Similarly, Benetton Group, which already implemented restrictions for its manufacturing activities by closing its plants in Ponzano Fabrica and Castrette, in the Veneto region, shuttered all its stores in the country for the United Colors of Benetton, Sisley and Undercolors of Benetton brands for two weeks.
“It’s necessary more than ever to work together. Institutions, enterprises and each citizen should join forces to face this emergency. We feel a strong responsibility as a company toward our employees, customers and their families.
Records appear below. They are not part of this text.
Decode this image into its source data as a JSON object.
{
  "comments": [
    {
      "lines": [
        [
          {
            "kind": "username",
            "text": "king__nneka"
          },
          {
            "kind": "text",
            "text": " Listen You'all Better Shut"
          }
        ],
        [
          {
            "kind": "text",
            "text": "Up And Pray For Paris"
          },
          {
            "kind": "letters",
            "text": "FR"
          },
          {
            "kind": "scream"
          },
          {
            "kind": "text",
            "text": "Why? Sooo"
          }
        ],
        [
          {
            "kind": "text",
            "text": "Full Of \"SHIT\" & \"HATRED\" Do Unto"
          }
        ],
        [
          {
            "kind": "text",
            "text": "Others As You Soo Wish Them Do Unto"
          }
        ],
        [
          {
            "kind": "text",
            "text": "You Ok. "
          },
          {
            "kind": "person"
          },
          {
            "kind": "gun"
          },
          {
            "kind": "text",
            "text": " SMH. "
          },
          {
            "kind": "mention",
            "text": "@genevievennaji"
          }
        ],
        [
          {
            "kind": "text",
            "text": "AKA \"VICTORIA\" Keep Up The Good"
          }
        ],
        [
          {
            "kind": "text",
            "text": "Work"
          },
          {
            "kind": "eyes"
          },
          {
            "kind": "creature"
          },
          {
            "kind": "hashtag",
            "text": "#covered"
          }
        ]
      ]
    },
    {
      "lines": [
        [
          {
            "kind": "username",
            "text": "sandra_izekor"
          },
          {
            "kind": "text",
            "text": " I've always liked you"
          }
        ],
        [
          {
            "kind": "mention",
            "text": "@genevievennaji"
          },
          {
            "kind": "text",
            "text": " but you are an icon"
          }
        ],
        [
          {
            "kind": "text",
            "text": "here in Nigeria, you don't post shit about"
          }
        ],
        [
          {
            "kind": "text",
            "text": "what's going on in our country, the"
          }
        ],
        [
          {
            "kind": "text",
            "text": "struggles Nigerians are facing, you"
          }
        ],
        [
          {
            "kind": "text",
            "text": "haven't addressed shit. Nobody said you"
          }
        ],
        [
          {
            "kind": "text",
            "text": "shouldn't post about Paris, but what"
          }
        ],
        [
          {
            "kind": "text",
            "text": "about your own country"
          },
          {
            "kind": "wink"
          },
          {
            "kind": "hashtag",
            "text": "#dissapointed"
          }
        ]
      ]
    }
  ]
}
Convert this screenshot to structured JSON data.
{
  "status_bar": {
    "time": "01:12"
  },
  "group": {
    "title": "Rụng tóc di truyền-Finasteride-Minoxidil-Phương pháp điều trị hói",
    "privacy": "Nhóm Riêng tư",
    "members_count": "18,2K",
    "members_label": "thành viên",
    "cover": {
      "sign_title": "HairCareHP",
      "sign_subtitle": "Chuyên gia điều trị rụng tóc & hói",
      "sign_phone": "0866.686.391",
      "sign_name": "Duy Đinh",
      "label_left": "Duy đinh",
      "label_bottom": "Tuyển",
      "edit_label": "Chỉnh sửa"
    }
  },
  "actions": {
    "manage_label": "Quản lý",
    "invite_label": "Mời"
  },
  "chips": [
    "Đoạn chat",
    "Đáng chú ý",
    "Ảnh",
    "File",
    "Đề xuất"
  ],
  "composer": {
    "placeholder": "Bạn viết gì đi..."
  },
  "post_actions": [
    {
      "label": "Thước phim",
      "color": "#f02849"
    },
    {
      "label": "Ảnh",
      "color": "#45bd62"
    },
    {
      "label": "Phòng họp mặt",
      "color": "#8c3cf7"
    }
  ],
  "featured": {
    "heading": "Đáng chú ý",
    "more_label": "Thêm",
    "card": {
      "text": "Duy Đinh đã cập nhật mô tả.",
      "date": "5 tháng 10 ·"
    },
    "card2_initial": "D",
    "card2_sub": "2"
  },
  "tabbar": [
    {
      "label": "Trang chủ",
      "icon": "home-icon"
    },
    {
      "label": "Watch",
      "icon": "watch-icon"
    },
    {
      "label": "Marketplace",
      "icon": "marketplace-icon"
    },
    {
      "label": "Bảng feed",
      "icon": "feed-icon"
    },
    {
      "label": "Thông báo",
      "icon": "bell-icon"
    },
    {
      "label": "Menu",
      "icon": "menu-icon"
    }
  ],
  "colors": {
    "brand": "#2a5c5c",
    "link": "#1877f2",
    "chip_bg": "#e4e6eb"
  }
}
We’re strong and I feel confident about the future of Geox, our sector and country once this difficult period is over,” said Mario Moretti Polegato, president and founder of footwear company Geox announcing all its 150 directly operated stores across Italy will be closed through at least March 15.
To safeguard both employees’ and customers’ health, Aspesi also decided to temporarily shut down its stores in Italy beginning Wednesday.
“Now more than ever, we’re all called to act responsibly toward ourselves and the community,” said the company’s ceo Simona Clemenza. “The priority is to reduce the occasions of infection and, in sync with the direction suggested by the institutions, we have taken this decision: to stop now in order to restart as soon as possible with even more determination.”
Beauty-wise, Italian leading cosmetics label Kiko Milano shut all its 340 stores across the country until April 3.
According to a study conducted by Confcommercio, the coronavirus crisis, which is dramatically hitting the Milan area, which generates 10 percent of the country’s gross domestic product, is expected to cost Italy a loss of 15 billion euros this year.